### Assigned task
Only lines with the string "Circle" are wanted. Pull them out of the data.

### Component data from apps and pages

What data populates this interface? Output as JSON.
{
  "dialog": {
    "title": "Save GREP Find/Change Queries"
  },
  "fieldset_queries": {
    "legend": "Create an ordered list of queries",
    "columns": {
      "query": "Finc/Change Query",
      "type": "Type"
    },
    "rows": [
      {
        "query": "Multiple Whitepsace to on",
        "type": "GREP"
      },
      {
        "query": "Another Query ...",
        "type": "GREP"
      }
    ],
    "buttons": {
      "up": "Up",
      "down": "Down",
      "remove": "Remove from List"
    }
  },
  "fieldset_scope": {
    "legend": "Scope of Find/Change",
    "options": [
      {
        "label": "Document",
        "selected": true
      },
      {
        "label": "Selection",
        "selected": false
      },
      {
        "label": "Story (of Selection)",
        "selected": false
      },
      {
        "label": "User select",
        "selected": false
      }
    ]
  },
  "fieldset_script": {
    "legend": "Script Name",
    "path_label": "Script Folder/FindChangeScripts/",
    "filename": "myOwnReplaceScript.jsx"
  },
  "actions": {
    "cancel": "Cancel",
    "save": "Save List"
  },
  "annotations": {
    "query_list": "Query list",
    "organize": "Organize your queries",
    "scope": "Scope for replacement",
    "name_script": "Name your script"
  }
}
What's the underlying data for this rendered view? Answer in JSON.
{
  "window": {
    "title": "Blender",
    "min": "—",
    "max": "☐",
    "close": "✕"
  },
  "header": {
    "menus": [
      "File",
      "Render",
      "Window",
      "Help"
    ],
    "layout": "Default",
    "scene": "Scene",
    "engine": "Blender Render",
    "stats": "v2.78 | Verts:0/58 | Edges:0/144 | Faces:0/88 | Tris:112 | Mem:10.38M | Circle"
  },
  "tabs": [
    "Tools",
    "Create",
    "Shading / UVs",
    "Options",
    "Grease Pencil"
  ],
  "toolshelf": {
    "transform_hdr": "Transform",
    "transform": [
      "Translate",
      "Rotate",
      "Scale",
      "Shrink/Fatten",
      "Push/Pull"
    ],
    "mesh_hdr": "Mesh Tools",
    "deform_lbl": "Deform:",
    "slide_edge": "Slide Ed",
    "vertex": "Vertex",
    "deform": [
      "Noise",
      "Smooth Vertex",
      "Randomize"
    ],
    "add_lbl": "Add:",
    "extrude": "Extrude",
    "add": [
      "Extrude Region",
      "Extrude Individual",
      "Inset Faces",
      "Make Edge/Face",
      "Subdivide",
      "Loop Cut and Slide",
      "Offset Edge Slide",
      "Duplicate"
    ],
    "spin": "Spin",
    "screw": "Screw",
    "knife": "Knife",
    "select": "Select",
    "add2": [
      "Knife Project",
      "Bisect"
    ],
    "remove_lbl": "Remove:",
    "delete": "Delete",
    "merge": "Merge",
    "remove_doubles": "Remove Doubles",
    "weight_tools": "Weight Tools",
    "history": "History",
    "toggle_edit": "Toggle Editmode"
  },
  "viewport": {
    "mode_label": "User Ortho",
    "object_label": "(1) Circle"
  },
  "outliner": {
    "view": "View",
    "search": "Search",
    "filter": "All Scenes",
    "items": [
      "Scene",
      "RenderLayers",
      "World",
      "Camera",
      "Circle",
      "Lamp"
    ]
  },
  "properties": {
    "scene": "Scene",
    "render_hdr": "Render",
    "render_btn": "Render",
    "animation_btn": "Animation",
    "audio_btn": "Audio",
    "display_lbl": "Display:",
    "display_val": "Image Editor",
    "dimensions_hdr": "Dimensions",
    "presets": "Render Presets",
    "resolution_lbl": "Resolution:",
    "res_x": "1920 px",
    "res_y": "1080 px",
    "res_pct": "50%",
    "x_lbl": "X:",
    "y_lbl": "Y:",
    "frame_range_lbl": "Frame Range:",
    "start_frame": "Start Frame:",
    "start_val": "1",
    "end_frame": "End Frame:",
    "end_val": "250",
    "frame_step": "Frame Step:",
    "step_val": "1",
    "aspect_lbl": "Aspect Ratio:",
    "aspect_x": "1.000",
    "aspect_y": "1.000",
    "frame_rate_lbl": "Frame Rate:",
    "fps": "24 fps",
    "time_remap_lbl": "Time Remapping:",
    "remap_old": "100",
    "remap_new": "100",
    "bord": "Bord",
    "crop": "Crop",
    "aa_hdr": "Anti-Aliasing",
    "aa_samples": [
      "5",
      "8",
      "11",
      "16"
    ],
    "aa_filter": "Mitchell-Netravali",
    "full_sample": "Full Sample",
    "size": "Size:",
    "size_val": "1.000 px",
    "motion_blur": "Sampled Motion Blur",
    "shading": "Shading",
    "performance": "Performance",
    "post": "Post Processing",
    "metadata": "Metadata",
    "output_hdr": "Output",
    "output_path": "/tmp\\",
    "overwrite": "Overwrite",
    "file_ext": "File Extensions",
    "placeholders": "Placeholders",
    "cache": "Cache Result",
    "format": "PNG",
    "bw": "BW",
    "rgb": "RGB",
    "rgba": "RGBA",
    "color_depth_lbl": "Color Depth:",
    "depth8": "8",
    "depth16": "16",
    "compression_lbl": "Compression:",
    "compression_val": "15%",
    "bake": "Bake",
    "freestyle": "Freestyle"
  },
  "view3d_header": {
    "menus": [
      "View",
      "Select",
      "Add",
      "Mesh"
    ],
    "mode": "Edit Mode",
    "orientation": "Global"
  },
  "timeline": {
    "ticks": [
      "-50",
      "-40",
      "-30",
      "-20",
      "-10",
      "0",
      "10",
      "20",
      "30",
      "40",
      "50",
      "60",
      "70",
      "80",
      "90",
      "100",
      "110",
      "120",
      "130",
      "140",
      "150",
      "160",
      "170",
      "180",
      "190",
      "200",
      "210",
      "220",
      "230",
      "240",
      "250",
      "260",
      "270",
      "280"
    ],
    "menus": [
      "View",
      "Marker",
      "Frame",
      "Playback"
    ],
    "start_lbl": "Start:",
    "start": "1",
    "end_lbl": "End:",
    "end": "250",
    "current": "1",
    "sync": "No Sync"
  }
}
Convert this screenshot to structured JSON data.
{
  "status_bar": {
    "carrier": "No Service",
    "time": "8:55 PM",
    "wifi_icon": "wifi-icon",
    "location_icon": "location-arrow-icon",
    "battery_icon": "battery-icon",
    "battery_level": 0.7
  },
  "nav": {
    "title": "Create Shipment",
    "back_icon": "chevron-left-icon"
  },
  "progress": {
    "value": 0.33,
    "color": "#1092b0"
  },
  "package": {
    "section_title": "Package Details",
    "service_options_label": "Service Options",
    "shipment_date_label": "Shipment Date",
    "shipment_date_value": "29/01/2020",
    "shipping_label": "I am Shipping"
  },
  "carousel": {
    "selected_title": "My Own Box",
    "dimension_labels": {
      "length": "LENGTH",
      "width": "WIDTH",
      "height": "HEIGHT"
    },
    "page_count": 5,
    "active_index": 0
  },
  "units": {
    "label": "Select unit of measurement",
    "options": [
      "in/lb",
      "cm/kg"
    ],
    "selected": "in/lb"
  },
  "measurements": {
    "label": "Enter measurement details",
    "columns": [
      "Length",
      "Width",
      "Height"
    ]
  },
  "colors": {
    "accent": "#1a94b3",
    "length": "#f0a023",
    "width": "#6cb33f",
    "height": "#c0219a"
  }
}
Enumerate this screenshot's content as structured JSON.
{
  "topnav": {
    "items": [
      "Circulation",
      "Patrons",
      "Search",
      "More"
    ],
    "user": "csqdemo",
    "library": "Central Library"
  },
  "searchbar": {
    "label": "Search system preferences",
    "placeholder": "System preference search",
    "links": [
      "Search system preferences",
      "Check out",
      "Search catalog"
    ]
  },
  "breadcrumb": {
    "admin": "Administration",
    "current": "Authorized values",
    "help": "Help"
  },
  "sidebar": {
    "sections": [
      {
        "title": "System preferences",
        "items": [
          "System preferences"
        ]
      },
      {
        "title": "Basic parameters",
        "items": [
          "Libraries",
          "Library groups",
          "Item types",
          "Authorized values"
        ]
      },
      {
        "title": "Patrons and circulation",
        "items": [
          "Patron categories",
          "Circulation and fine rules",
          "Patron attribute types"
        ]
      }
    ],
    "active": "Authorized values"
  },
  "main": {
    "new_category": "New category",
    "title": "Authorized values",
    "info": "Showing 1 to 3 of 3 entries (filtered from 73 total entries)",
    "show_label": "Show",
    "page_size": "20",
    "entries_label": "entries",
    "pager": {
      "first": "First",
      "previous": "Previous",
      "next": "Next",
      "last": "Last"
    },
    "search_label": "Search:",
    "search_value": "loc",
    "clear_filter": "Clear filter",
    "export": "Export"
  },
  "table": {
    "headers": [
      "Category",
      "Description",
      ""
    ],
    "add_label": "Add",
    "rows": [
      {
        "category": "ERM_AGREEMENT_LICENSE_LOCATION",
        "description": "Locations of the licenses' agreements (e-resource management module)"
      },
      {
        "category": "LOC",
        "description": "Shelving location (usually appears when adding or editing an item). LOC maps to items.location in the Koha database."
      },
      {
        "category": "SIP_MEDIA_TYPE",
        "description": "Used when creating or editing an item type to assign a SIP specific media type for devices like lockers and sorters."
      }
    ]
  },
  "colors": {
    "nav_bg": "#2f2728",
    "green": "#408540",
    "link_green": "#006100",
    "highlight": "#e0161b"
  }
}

### Completed exercise
    "stats": "v2.78 | Verts:0/58 | Edges:0/144 | Faces:0/88 | Tris:112 | Mem:10.38M | Circle"
    "object_label": "(1) Circle"
      "Circle",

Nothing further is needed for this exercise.